== Try it ==
Word for word, repeat every entry that appears below.

== Provided records ==

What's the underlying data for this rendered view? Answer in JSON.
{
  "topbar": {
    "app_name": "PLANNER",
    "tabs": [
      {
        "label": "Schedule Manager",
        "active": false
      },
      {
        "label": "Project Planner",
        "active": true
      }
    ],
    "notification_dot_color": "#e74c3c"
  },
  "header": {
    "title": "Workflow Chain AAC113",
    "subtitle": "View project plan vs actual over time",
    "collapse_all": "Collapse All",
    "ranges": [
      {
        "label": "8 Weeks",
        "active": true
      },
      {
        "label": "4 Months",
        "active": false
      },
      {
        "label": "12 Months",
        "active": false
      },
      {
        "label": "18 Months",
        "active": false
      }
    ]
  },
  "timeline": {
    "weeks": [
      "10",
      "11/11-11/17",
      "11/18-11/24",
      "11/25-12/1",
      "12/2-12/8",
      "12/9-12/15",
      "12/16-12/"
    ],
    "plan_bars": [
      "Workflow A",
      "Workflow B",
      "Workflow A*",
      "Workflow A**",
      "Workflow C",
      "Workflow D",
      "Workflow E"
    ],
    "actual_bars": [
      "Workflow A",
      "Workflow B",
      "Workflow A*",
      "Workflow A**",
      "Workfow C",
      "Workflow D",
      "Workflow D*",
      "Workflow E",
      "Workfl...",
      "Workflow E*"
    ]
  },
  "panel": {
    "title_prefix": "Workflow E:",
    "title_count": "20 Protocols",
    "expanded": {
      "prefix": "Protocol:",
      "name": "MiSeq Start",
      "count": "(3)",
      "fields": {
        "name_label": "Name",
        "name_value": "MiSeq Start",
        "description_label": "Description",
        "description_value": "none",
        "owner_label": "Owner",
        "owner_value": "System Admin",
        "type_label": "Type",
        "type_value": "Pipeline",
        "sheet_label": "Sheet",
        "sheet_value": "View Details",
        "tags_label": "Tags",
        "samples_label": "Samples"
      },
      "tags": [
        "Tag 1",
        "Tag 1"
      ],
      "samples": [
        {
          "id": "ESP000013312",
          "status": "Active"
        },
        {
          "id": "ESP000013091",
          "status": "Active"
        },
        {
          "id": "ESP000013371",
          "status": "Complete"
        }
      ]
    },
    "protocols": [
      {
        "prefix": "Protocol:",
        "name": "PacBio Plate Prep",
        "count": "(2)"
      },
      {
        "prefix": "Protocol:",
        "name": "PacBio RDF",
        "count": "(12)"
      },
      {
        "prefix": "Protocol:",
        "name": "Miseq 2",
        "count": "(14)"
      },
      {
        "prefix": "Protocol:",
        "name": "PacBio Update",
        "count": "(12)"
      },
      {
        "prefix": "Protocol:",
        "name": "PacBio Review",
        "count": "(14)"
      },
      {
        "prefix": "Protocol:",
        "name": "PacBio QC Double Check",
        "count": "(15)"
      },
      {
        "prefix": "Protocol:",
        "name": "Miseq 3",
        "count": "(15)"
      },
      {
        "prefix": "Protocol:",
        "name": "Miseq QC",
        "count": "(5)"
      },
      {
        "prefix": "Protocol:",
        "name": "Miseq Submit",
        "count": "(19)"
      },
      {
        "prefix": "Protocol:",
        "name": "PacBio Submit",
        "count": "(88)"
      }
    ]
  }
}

== Answer to this task ==
What's the underlying data for this rendered view? Answer in JSON.
{
  "topbar": {
    "app_name": "PLANNER",
    "tabs": [
      {
        "label": "Schedule Manager",
        "active": false
      },
      {
        "label": "Project Planner",
        "active": true
      }
    ],
    "notification_dot_color": "#e74c3c"
  },
  "header": {
    "title": "Workflow Chain AAC113",
    "subtitle": "View project plan vs actual over time",
    "collapse_all": "Collapse All",
    "ranges": [
      {
        "label": "8 Weeks",
        "active": true
      },
      {
        "label": "4 Months",
        "active": false
      },
      {
        "label": "12 Months",
        "active": false
      },
      {
        "label": "18 Months",
        "active": false
      }
    ]
  },
  "timeline": {
    "weeks": [
      "10",
      "11/11-11/17",
      "11/18-11/24",
      "11/25-12/1",
      "12/2-12/8",
      "12/9-12/15",
      "12/16-12/"
    ],
    "plan_bars": [
      "Workflow A",
      "Workflow B",
      "Workflow A*",
      "Workflow A**",
      "Workflow C",
      "Workflow D",
      "Workflow E"
    ],
    "actual_bars": [
      "Workflow A",
      "Workflow B",
      "Workflow A*",
      "Workflow A**",
      "Workfow C",
      "Workflow D",
      "Workflow D*",
      "Workflow E",
      "Workfl...",
      "Workflow E*"
    ]
  },
  "panel": {
    "title_prefix": "Workflow E:",
    "title_count": "20 Protocols",
    "expanded": {
      "prefix": "Protocol:",
      "name": "MiSeq Start",
      "count": "(3)",
      "fields": {
        "name_label": "Name",
        "name_value": "MiSeq Start",
        "description_label": "Description",
        "description_value": "none",
        "owner_label": "Owner",
        "owner_value": "System Admin",
        "type_label": "Type",
        "type_value": "Pipeline",
        "sheet_label": "Sheet",
        "sheet_value": "View Details",
        "tags_label": "Tags",
        "samples_label": "Samples"
      },
      "tags": [
        "Tag 1",
        "Tag 1"
      ],
      "samples": [
        {
          "id": "ESP000013312",
          "status": "Active"
        },
        {
          "id": "ESP000013091",
          "status": "Active"
        },
        {
          "id": "ESP000013371",
          "status": "Complete"
        }
      ]
    },
    "protocols": [
      {
        "prefix": "Protocol:",
        "name": "PacBio Plate Prep",
        "count": "(2)"
      },
      {
        "prefix": "Protocol:",
        "name": "PacBio RDF",
        "count": "(12)"
      },
      {
        "prefix": "Protocol:",
        "name": "Miseq 2",
        "count": "(14)"
      },
      {
        "prefix": "Protocol:",
        "name": "PacBio Update",
        "count": "(12)"
      },
      {
        "prefix": "Protocol:",
        "name": "PacBio Review",
        "count": "(14)"
      },
      {
        "prefix": "Protocol:",
        "name": "PacBio QC Double Check",
        "count": "(15)"
      },
      {
        "prefix": "Protocol:",
        "name": "Miseq 3",
        "count": "(15)"
      },
      {
        "prefix": "Protocol:",
        "name": "Miseq QC",
        "count": "(5)"
      },
      {
        "prefix": "Protocol:",
        "name": "Miseq Submit",
        "count": "(19)"
      },
      {
        "prefix": "Protocol:",
        "name": "PacBio Submit",
        "count": "(88)"
      }
    ]
  }
}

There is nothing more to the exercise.